The North Carolina School for the Deaf (NCSD) is a state-supported residential school for deaf children established in 1894, in Morganton, North Carolina, US.
In 1845, W.D. Cooke was hired by the state and a school was opened in Raleigh with seven deaf pupils. The school remained open during the American Civil War, then later suffered under the incompetent leadership of political appointees.Around 1890 the education trend in the United States was to have separate schools for deaf children and blind children. This led to a series of hearings that, in turn, led to legislative action. The end result was funding for a new school for deaf children and its location in Morganton, both in 1891. The prime advocate for a new school was Edward McKee Goodwin (1859–1937) of Raleigh who, in 1894, became the first superintendent, an appointment he held until 1936. The person instrumental for the location in Morganton was Col. Samuel McDowell Tate (1830–1897) of Morganton. The school for the blind remained in Raleigh as The Governor Morehead School.During the Civil War, Confederate money was printed at the school.Under desegregation in the 1960s, black deaf students from the Garner campus of Governor Morehead School were moved to NCSD.Due to declining student populations, there were considerations on whether to close the school in 1986, 1991, and 2000, but the school remained open.
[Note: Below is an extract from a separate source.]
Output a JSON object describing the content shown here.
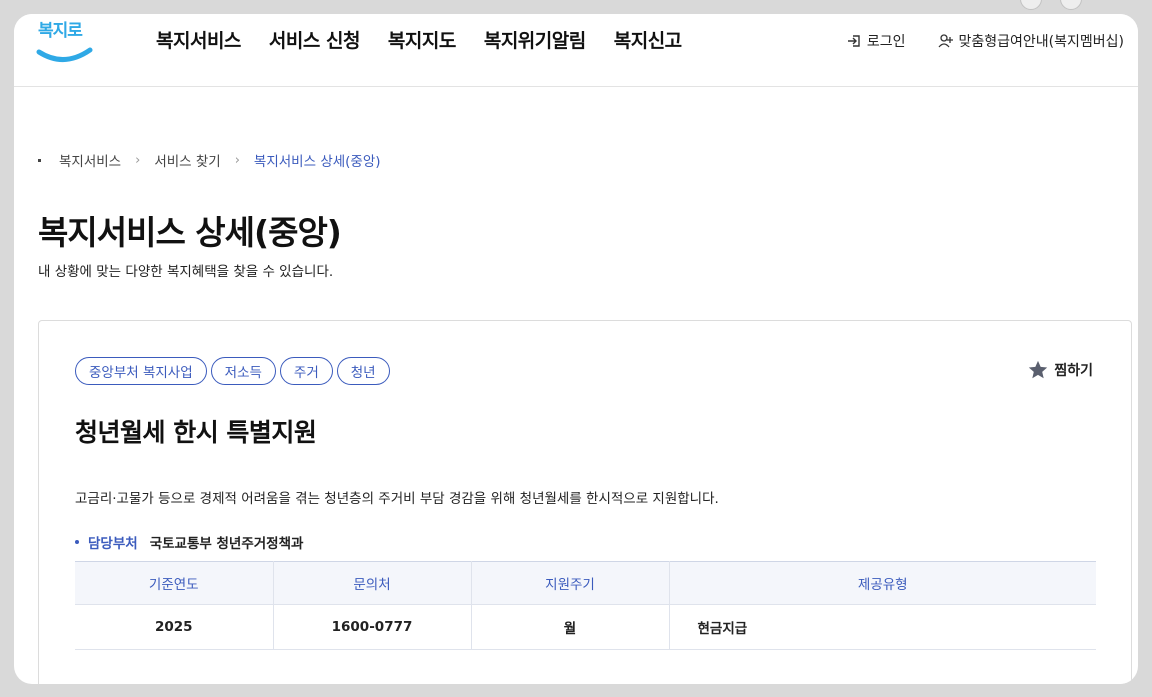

The school is on a national historic district campus in Morganton, North Carolina with 12 buildings on 160 acres (650,000 m2) of land. The school now has an annual budget of over $10 million. The historic district encompasses 14 historic buildings constructed between about 1891 and 1939. They include the main building, classroom buildings, recreational facilities, the original
infirmary, staff housing, and farm buildings. They representations of Victorian, Romanesque Revival, Colonial Revival style architecture. The main building is a high Victorian three-story brick building with a slate roof and five-story tower. The Main Building was listed on the National Register of Historic Places in 1976 and the historic district in 1989.North Carolina School for the Deaf and Blind is one of two primary public schools for Deaf and hard of hearing students in Pre-K through 12th grade in North Carolina. The school offers an education program as well as vocational rehabilitation service on campus for students after graduation.
It is accredited by the Southern Association of Colleges and Schools and the Conference of Educational Administrators Serving the Deaf.
The North Carolina School for the Deaf Historical Museum is located on the campus of the school for the Deaf at Morganton, NC. The original site was in the Historic Main Building common room before it was moved to the former Superintendent's Home in 2003. The Museum was spearheaded as a Senior Project by Jimmy Autrey, NCSD graduate of 1977 along with a number of student & staff volunteers. The Museum displays a historical timeline of pictures & artifacts pertaining to the establishment of the North Carolina School for the Deaf in 1891 as well as the original NC Institution for the Deaf & Blind in 1845 & the NC Institution for Colored Deaf & Blind in 1869, both at Raleigh, NC. The Museum maintains a record of student enrollment, organizational activities, school publications, memorabilia, photographic images, newspapers & class books in the Archival Collection Room. Currently, the Archives have over 1000 pictures with the state of the art computerized storage for research purposes & exhibition.